March is “Women in Jazz Month.” It’s also “Women’s History Month.” As the National Museum of American History notes, Ella Fitzgerald was about intersectionality before the term was coined: Fitzgerald succeeded in the male-dominated field of jazz. By overcoming the odds, breaking barriers, and setting precedents, she paved the way for other women to follow … Continue reading Ella Fitzgerald@100
This year marks the centennial birthday of several jazz luminaries, including Ella Fitzgerald, Dizzy Gillespie, Lena Horne and Thelonious Monk. Philharmonic Laureate Conductor Leonard Bernstein was born on August 25, 1918 but the celebrations are already underway. The worldwide festivities will continue until August 25, 2019. Bernstein had a longstanding appreciation of jazz, blues and … Continue reading Leonard Bernstein@100
On June 7, 1979, President Jimmy Carter proclaimed the month of June “Black Music Month.” Every president since then has recognized the contribution of black musicians to the nation’s cultural heritage. In 2009, President Barack Obama changed the month-long celebration to “African-American Music Appreciation Month.” The tradition continues with President Donald Trump: During June, we … Continue reading African-American Music Appreciation Month 2017
Check out John Lewis on the origins of the Modern Jazz Quartet and his six-month job with Ella Fitzgerald.
Founded by the National Museum of American History in 2002, April is Jazz Appreciation Month.
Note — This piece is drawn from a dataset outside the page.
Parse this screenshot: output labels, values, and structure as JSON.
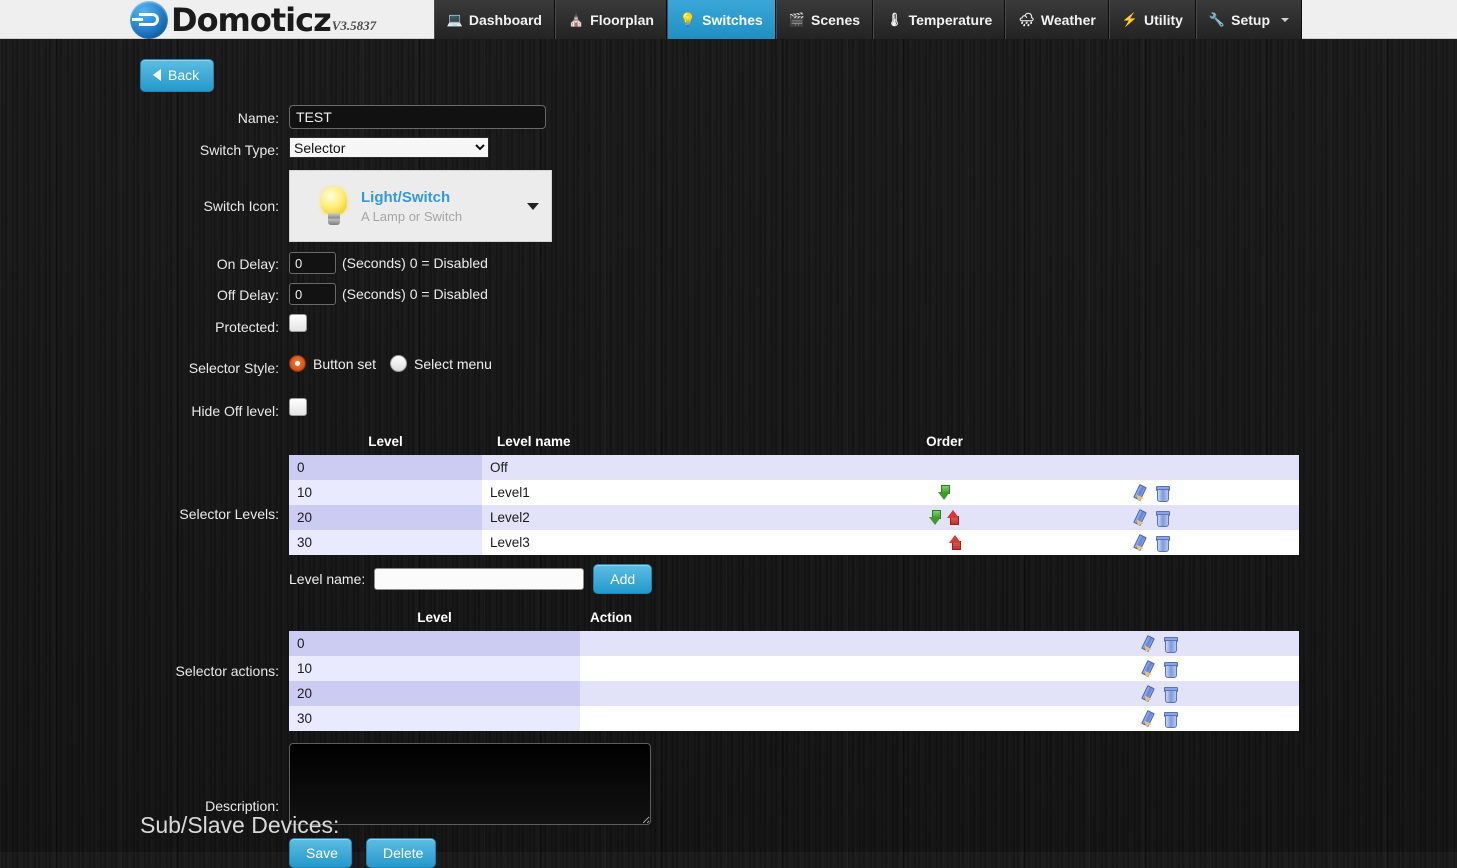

The Smithsonian kicks off its celebration with a loving tribute to Ella Fitzgerald, the “First Lady of Song.” To find new ways to celebrate Jazz Appreciation Month, visit Smithsonian Jazz.
This year marks the centennial birthdays of Ella Fitzgerald, Mongo Santamaría, Thelonious Monk and Dizzy Gillespie. The jazz visionaries will be celebrated on Friday, September 30 at 8:00 p.m. at the Merriam Theater. Anne Ewers, President & CEO of the Kimmel Center for the Performing Art, said in a statement: Philadelphia is a revered jazz city and … Continue reading Jazz 100 Celebrates Four Icons
Opened in 1919. the Philadelphia Tribune described the Palais Royal as “the finest colored ball room in America.” On May 4, 1937, the Chick Webb Orchestra, featuring Ella Fitzgerald, played a dance here. In the 1940s, the Palais Royal was the home of the Elate Ballroom, the Elate Club and the Sydney King School of … Continue reading Palais Royal
The Rendezvous Room was located on the first floor of the Hotel Senator. It was operated by Irvin Wolf from 1947 to 1955. In a piece for the Tri-state Jazz Society, Rabbi Lou Kaplan wrote: Located at 915 Walnut Street in the Hotel Senator, the Rendezvous was owned by jazz enthusiast Lee Guber. It opened … Continue reading Rendezvous Room
The U.S. Postal Service announced that the Sarah Vaughan forever stamp will be issued in 2016: Jazz and pop singer Sarah Vaughan (1924-90) will be commemorated on a forever stamp in the Music Icons series, with 16 stamps in the full pane. The Divine One will join fellow Union Local 274 members Count Basie, John … Continue reading Sarah Vaughan Forever Stamp Will Be Issued in 2016
Under the proprietorship of Stan Cooper, this West Philly jazz spot was hot in the 1950s. It played host to jazz and blues greats such as Duke Ellington, Charlie Parker, Lionel Hampton, Johnny Hodges, Ella Fitzgerald, Lucky Millender, John Coltrane, Dinah Washington, Bull Moose Jackson and Erskine Hawkins. Nat King Cole played several gigs here … Continue reading Club Harlem